An economical way of gathering data from a large number of people. If the questionnaire is well designed, then the results can be analysed easily, possibly by computer. Good questionnaires are difficult to construct.
There is no automatic mechanism for follow up or probing more deeply, although it is possible to follow up with an interview by telephone or in person if necessary. Postal questionnaires suffer from low response rates.
Questionnaires are most useful when the views or knowledge of a large number of people need to be obtained or when the people are geographically dispersed, for example, in a company with many branches or offices around the country or around the world. Questionnaires are also appropriate for information systems which will be used by the general public, and where the analyst needs to get a picture of the types of user and usage that the system will need to handle.

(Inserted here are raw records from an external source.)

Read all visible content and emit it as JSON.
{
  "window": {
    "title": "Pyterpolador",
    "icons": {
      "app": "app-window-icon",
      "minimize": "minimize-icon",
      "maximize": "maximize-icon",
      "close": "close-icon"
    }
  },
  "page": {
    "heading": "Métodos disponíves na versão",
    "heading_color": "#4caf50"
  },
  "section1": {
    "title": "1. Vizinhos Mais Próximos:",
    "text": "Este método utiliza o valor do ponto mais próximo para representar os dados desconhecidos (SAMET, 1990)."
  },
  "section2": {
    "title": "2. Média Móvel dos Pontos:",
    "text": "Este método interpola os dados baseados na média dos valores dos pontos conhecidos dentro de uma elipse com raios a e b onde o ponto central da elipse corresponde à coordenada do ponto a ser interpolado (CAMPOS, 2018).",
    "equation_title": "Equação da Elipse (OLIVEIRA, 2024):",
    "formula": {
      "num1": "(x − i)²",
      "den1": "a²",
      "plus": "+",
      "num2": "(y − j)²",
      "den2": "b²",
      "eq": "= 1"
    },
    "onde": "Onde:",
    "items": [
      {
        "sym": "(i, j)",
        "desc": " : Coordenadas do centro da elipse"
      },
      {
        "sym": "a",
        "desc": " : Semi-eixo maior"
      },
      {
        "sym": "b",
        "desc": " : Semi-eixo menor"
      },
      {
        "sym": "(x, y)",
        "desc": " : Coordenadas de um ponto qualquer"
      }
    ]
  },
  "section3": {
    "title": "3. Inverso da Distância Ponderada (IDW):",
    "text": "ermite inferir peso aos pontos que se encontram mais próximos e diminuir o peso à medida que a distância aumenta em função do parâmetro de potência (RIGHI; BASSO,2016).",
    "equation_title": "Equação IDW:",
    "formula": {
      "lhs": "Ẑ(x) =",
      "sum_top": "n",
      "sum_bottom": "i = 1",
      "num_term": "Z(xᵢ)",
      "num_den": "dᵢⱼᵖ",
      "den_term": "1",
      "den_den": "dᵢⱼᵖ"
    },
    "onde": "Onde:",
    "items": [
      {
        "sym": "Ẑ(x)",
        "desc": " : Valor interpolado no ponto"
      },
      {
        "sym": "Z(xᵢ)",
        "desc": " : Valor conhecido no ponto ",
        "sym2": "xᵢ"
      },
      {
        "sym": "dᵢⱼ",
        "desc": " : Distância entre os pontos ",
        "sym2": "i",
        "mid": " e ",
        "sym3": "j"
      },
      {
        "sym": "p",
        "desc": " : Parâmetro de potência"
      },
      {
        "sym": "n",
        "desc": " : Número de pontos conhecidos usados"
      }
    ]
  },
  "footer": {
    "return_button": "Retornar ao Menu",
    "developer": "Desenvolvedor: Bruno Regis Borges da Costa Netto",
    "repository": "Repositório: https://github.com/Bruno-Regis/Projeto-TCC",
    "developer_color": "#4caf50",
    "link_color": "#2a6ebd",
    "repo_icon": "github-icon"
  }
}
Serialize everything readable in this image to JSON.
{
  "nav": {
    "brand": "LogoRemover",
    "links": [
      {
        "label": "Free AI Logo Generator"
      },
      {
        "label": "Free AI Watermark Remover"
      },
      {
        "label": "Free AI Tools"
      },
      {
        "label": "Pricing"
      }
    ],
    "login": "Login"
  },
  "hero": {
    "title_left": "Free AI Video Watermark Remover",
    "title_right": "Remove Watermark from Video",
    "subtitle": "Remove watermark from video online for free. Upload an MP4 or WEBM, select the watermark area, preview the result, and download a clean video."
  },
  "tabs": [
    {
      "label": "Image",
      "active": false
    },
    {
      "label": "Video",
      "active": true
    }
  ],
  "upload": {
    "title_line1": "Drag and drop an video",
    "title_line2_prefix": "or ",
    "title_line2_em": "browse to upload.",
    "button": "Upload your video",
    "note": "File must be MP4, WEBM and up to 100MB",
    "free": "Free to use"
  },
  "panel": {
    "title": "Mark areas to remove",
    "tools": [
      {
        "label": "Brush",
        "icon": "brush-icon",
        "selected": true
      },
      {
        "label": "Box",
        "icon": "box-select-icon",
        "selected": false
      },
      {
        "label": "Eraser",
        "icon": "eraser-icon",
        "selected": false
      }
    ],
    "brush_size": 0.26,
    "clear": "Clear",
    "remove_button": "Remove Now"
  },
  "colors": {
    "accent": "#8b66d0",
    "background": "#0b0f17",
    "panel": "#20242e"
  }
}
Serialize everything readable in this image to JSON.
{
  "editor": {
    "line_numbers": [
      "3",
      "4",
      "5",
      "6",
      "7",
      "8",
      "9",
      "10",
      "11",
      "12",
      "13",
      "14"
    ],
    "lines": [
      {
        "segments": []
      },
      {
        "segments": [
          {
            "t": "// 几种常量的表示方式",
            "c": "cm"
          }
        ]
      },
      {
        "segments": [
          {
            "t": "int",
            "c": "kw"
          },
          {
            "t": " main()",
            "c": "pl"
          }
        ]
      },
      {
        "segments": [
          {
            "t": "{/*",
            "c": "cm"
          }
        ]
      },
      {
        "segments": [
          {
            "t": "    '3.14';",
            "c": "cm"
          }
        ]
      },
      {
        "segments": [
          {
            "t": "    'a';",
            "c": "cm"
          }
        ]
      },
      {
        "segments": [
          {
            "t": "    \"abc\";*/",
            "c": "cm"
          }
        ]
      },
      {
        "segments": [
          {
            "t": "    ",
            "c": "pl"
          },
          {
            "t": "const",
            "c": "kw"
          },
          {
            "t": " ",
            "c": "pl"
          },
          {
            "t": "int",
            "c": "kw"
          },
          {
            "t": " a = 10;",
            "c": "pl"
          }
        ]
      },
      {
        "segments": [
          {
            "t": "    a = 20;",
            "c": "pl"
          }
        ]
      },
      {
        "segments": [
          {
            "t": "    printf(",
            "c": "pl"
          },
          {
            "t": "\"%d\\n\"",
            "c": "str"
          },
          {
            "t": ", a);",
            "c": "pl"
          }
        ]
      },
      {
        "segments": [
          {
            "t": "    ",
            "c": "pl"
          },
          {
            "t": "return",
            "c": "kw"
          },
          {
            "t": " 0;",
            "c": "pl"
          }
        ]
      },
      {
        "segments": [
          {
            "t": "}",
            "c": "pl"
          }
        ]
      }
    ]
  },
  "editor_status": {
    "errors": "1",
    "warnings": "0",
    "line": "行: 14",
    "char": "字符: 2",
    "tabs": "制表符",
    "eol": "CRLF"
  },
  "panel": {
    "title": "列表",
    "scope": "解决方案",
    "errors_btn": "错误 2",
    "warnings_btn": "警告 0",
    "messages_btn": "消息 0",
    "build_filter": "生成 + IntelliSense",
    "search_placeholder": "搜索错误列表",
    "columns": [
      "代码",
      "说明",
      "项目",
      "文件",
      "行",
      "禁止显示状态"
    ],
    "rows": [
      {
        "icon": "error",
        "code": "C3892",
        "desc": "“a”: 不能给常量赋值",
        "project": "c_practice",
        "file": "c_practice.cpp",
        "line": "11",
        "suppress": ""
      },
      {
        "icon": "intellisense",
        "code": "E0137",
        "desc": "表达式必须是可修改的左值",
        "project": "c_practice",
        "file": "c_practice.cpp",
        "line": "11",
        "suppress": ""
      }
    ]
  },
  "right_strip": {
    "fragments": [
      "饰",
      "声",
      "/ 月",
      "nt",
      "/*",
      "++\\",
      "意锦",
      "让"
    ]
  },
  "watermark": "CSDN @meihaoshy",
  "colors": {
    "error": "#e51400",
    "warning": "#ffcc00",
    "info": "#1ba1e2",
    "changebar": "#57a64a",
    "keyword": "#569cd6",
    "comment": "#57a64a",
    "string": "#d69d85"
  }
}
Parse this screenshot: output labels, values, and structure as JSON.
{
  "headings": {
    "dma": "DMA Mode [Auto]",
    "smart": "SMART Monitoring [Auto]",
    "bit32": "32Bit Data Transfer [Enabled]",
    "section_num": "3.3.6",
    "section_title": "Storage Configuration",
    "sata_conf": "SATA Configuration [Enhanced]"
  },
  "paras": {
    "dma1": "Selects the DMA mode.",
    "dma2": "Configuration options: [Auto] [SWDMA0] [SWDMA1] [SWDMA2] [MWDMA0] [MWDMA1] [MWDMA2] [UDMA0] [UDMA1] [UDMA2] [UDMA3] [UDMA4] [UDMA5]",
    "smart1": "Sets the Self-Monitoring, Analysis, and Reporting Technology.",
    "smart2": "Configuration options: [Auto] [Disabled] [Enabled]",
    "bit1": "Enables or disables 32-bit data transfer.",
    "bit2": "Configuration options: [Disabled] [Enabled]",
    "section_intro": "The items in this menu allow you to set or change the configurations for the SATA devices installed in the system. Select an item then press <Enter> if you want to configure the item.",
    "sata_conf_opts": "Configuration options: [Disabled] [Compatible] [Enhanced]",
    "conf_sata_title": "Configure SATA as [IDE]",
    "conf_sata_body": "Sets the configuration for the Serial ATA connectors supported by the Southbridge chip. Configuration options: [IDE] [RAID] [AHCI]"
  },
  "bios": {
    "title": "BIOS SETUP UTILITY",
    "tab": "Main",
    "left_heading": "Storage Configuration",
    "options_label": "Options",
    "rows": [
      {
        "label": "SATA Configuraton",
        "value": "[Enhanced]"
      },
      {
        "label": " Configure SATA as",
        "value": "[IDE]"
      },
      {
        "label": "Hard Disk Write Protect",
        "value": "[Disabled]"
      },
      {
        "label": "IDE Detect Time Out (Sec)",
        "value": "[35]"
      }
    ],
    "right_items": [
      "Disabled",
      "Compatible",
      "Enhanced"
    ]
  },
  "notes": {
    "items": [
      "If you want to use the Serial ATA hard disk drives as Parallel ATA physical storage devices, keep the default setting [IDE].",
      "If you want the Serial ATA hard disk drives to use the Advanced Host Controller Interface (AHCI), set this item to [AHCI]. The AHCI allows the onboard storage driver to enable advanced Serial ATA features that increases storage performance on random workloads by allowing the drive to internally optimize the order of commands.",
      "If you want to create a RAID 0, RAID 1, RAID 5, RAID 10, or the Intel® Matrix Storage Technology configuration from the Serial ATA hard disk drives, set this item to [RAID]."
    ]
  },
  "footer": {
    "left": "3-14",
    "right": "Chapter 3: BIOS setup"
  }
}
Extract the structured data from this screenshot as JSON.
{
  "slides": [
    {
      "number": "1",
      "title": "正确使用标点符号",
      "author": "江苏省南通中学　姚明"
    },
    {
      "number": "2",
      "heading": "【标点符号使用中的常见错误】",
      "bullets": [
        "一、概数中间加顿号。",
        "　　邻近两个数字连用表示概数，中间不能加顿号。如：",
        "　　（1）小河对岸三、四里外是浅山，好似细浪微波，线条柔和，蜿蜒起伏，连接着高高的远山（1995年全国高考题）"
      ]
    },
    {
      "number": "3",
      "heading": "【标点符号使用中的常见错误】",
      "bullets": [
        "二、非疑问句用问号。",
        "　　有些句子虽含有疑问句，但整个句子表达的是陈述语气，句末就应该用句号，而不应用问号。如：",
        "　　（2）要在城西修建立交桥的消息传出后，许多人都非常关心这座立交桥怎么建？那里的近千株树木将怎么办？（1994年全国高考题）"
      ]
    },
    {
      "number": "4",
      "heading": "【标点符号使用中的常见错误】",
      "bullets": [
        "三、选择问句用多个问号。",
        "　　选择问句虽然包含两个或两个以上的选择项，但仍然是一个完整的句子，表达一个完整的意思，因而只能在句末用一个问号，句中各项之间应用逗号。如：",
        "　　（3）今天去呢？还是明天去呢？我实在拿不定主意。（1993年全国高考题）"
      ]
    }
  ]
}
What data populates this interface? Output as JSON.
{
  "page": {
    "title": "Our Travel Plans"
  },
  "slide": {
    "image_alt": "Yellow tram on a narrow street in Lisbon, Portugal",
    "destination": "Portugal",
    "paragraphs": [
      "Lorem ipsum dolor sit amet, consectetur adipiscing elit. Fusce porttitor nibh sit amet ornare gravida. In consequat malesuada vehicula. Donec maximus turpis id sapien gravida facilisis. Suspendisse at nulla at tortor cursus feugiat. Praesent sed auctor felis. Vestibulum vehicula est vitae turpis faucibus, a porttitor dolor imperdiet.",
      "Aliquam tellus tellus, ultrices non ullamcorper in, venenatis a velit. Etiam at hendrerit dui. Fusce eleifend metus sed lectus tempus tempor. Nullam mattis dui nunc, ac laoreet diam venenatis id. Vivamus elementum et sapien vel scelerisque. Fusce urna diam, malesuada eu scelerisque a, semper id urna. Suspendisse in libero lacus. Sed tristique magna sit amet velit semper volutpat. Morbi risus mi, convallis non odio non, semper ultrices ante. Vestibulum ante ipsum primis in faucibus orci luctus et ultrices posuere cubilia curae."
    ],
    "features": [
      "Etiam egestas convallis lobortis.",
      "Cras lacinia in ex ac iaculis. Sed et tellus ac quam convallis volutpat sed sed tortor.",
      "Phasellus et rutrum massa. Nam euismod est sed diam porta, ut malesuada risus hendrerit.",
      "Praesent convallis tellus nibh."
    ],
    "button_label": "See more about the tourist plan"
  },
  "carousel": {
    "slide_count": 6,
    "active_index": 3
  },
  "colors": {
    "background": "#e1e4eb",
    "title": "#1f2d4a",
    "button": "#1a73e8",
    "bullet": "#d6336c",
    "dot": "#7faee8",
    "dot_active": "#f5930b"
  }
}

5.3.6 Remembering the techniques
For those who like mnemonics, these techniques are sometimes referred to as SQIRO—Sampling, Questionnaires, Interviewing, Reading (or Research) and Observation. This order has been chosen to make it possible to pronounce the mnemonic. However, this is not the order in which they are most likely to be used. This will depend on the situation and the organization in which the techniques are being used.
5.3.7 Other techniques
Some kinds of system require special fact finding techniques. Expert systems are computer systems which are designed to embody the expertise of a human expert in solving problems. Examples include systems for medical diagnosis, stock market trading and geological analysis for mineral prospecting. The process of capturing the knowledge of the expert is called knowledge acquisition and, as it differs from establishing the requirements for a conventional information system, a number of specific techniques are applied. Some of these are...